Crown Prince Albert, Rainier's only son and his heir, was seen entering the Cardio-Thoracic Center as were his two sisters, Princesses Caroline and Stephanie. Rainier's movie-star wife, Grace Kelly, died in a car crash in 1982.

The 81-year-old prince's condition — he remained on a respirator after suffering heart and kidney failure — cast a somber mood over this glitzy Riviera principality.

"Monaco became Monaco thanks to him. I think of him like a second grandfather," said Sandrine Negre, 22, out strolling with friends near the hospital. "This really hurts me."

A medical bulletin released Wednesday by the royal palace described Rainier's condition as "stable." The prince's entourage said Thursday that there had been no change, and no new official medical bulletin was released.

The prince had been hospitalized more than two weeks ago with a chest infection. After a marked improvement, the prince's health suddenly worsened on Tuesday.

He was transferred to intensive care unit after developing a sudden respiratory infection "with cardiac and kidney failure" and breathing trouble that made a respirator "indispensable," according to the medical bulletin.

Rainier, who assumed the throne in 1949, is beloved in Monaco for having transformed a state smaller than New York's Central Park into a modern and elegant magnet for jet setters.

"Monaco prays for Prince Rainier," read the main headline of Monaco Matin newspaper, with a photo of people lighting candles for him at church.

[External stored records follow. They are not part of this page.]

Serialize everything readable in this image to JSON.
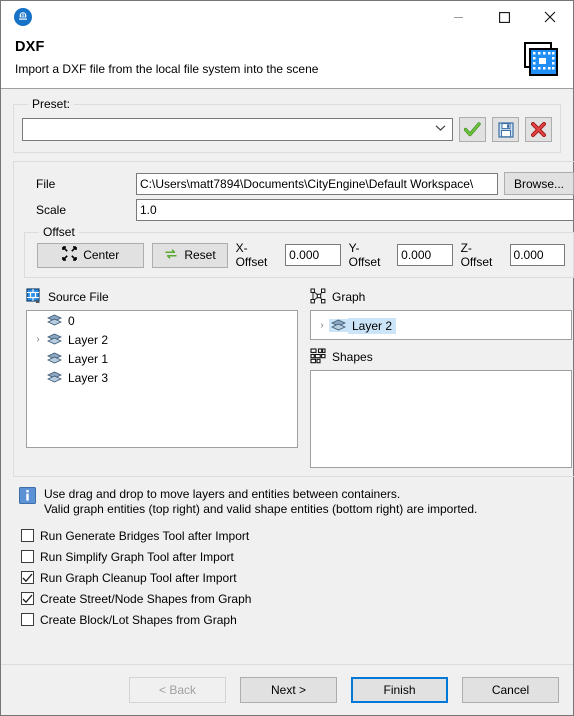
{
  "window": {
    "app_icon": "cityengine-logo-icon",
    "minimize_label": "—",
    "maximize_label": "□",
    "close_label": "✕"
  },
  "header": {
    "title": "DXF",
    "subtitle": "Import a DXF file from the local file system into the scene",
    "doc_icon": "dxf-document-icon"
  },
  "preset": {
    "legend": "Preset:",
    "value": "",
    "placeholder": "",
    "dropdown_icon": "chevron-down-icon",
    "apply_icon": "green-check-icon",
    "save_icon": "floppy-save-icon",
    "delete_icon": "red-x-icon"
  },
  "settings": {
    "file_label": "File",
    "file_value": "C:\\Users\\matt7894\\Documents\\CityEngine\\Default Workspace\\",
    "browse_label": "Browse...",
    "scale_label": "Scale",
    "scale_value": "1.0"
  },
  "offset": {
    "legend": "Offset",
    "center_label": "Center",
    "center_icon": "converge-arrows-icon",
    "reset_label": "Reset",
    "reset_icon": "refresh-arrows-icon",
    "x_label": "X-Offset",
    "x_value": "0.000",
    "y_label": "Y-Offset",
    "y_value": "0.000",
    "z_label": "Z-Offset",
    "z_value": "0.000"
  },
  "source_file": {
    "title": "Source File",
    "icon": "cad-file-icon",
    "items": [
      {
        "label": "0",
        "expandable": false,
        "icon": "layer-stack-icon"
      },
      {
        "label": "Layer 2",
        "expandable": true,
        "icon": "layer-stack-icon"
      },
      {
        "label": "Layer 1",
        "expandable": false,
        "icon": "layer-stack-icon"
      },
      {
        "label": "Layer 3",
        "expandable": false,
        "icon": "layer-stack-icon"
      }
    ]
  },
  "graph": {
    "title": "Graph",
    "icon": "network-graph-icon",
    "items": [
      {
        "label": "Layer 2",
        "expandable": true,
        "selected": true,
        "icon": "layer-stack-icon"
      }
    ]
  },
  "shapes": {
    "title": "Shapes",
    "icon": "shapes-grid-icon",
    "items": []
  },
  "info": {
    "icon": "info-icon",
    "line1": "Use drag and drop to move layers and entities between containers.",
    "line2": "Valid graph entities (top right) and valid shape entities (bottom right) are imported."
  },
  "options": [
    {
      "label": "Run Generate Bridges Tool after Import",
      "checked": false
    },
    {
      "label": "Run Simplify Graph Tool after Import",
      "checked": false
    },
    {
      "label": "Run Graph Cleanup Tool after Import",
      "checked": true
    },
    {
      "label": "Create Street/Node Shapes from Graph",
      "checked": true
    },
    {
      "label": "Create Block/Lot Shapes from Graph",
      "checked": false
    }
  ],
  "footer": {
    "back_label": "< Back",
    "next_label": "Next >",
    "finish_label": "Finish",
    "cancel_label": "Cancel"
  },
  "colors": {
    "accent": "#0078d7",
    "selection": "#cce4f7",
    "dialog_bg": "#f0f0f0",
    "ok_green": "#5aaa32",
    "error_red": "#cc2222"
  }
}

"This country is Prince Rainier," said Patricia Vermeulen, 53, a retired schoolteacher. "This fabulous adventure that is Monaco — he created it."

Rainier has been in and out of the hospital recently. He has a history of heart problems and has lately been plagued by recurring ailments linked to his respiratory tract.

Infections can bring on congestive heart failure, which can lower blood pressure and ultimately lead to kidney failure. Heart failure also depresses the respiratory system, making breathing difficult.

Doctors often use respirators, and dialysis machines, to lighten the workload of the body while it heals from an infection. However, respiratory infections in the elderly can be deadly.